The DOL’s Fiduciary Rule: Will We Get a New Rule?

by Brad Campbell and Fred Reish

As you may know, the Department of Labor has included the proposal of a new fiduciary rule on its Regulatory Agenda. The Agenda indicated that it would be issued in December of last year. But, of course, it hasn’t.

That raises the question of, if we get a proposed regulation in the near future, will it ever become a final rule?

Of course, if the current Administration wins the Presidential election, the proposed regulation would ultimately be adopted in final form (perhaps with some minor changes). However, if the White House changes parties after this November’s election, there may not be enough time for a regulation to be proposed and finalized. Here’s why.

There are several ways that a new, incoming Administration can stop a regulation from the prior Administration.

In order to finalize a regulation this year, the DOL would have to develop the proposal and send it to the Office of Management and Budget to review (and the review would likely take 30 to 60 days). There would then be a public comment period (typically 60 days) after which the DOL would need to decide whether and how to address the comments and, possibly, change the rule. Then, the DOL would finalize the regulation and send it to the OMB (usually adding 30 days to the process). The final rule would be published in the Federal Register after the review and go into effect (be a valid regulation on the books) 60 days after publication. It may not be applicable (have to be complied with) until much later–in other words, a new final rule that must be complied with 12 months from its publication typically becomes “good law” 60 days after promulgation even though it doesn’t require compliance for another 10 months after that.

There are several ways a new Administration could seek to stop regulations from the prior Administration.

For example, if a regulation has been on the books less than 60 days (and as a result, has not yet become effective), a new Administration can typically rescind it without going through a new notice and comment rulemaking process. If the new rule has been on the books more than 60 days, but isn’t “applicable” yet, a new Administration could delay the applicability date to prevent the new rule from applying, while they decide what to do next. There are also several ways to proceed depending on how aggressively the new Administration wants to use the Administrative Procedure Act (e.g., issuing interim final rules, etc.).

Separately, the Congressional Review Act could be used if the incoming Administration has the support of Congress. Congress has 60 legislative days (days in legislative session, so that could be several months, especially in an election year where Congress wraps up its business early) to review new Federal regulations and pass a disapproving resolution for the President to sign. This only works when Congress and the new President are in the same party, so it has not been used often.

Our broader point is simply that the later a final regulation emerges in the last year of a term of a Presidential Administration, the more risk exists that circumstances may permit the next Administration to undo their work. If President Trump is reelected, there is no real concern on the timing. If he isn’t, then the Administration’s regulatory agenda will be subject to different sorts of review, depending on what they did and when they did it.

This issue is most pronounced when the second term is ending and the new president is of the other party–here, it is uncertain what may happen because we can’t know the outcome of the election.

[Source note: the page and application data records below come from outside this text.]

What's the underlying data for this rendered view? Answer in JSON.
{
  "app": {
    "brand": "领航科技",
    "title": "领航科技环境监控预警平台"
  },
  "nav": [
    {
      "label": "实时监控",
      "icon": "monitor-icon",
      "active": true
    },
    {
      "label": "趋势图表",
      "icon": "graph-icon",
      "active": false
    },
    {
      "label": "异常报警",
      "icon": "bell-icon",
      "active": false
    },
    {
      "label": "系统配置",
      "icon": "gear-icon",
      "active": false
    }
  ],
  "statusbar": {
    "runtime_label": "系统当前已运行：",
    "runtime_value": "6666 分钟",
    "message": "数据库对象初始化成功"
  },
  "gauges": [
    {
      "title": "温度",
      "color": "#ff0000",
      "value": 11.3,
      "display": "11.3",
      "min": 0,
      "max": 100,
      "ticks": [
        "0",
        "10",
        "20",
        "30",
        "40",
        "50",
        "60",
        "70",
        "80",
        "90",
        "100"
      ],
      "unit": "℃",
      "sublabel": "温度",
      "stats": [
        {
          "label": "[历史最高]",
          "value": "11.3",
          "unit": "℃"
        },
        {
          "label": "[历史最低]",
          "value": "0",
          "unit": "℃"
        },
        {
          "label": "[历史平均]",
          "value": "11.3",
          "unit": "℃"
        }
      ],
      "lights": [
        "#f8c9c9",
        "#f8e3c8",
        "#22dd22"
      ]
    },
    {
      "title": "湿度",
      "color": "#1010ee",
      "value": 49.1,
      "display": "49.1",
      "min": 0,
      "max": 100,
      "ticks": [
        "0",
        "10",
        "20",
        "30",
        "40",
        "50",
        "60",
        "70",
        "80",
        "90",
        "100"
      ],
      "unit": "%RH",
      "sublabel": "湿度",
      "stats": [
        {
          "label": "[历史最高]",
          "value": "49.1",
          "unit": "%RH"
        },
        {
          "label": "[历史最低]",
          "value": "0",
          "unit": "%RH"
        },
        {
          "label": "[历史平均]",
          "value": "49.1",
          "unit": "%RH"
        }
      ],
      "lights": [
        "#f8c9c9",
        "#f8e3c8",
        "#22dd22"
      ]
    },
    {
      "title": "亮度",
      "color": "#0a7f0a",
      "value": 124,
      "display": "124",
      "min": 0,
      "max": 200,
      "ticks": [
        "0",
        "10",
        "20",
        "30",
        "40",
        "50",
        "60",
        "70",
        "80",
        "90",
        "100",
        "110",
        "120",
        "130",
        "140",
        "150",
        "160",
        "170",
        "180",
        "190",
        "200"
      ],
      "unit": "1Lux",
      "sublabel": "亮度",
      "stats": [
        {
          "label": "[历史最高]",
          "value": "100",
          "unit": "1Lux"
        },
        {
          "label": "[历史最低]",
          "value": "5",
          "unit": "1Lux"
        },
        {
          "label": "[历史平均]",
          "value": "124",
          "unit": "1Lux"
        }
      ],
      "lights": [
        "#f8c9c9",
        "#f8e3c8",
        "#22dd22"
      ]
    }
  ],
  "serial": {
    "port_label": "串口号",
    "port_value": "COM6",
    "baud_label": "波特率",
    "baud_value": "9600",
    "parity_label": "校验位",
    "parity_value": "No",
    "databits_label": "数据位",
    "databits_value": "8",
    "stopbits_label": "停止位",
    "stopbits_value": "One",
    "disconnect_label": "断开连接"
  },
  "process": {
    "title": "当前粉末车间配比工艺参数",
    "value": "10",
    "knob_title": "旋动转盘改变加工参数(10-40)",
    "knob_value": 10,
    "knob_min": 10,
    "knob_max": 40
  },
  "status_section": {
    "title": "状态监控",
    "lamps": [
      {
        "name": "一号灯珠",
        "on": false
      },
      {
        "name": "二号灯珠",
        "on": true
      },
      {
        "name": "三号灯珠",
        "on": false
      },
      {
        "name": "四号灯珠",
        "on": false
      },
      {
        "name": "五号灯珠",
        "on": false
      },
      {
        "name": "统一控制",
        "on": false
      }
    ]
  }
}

The material contained in this communication is informational, general in nature and does not constitute legal advice. The material contained in this communication should not be relied upon or used without consulting a lawyer to consider your specific circumstances. This communication was published on the date specified and may not include any changes in the topics, laws, rules or regulations covered. Receipt of this communication does not establish an attorney-client relationship. In some jurisdictions, this communication may be considered attorney advertising.

The views expressed in this article are the views of Fred Reish, and do not necessarily reflect the views of Faegre Drinker.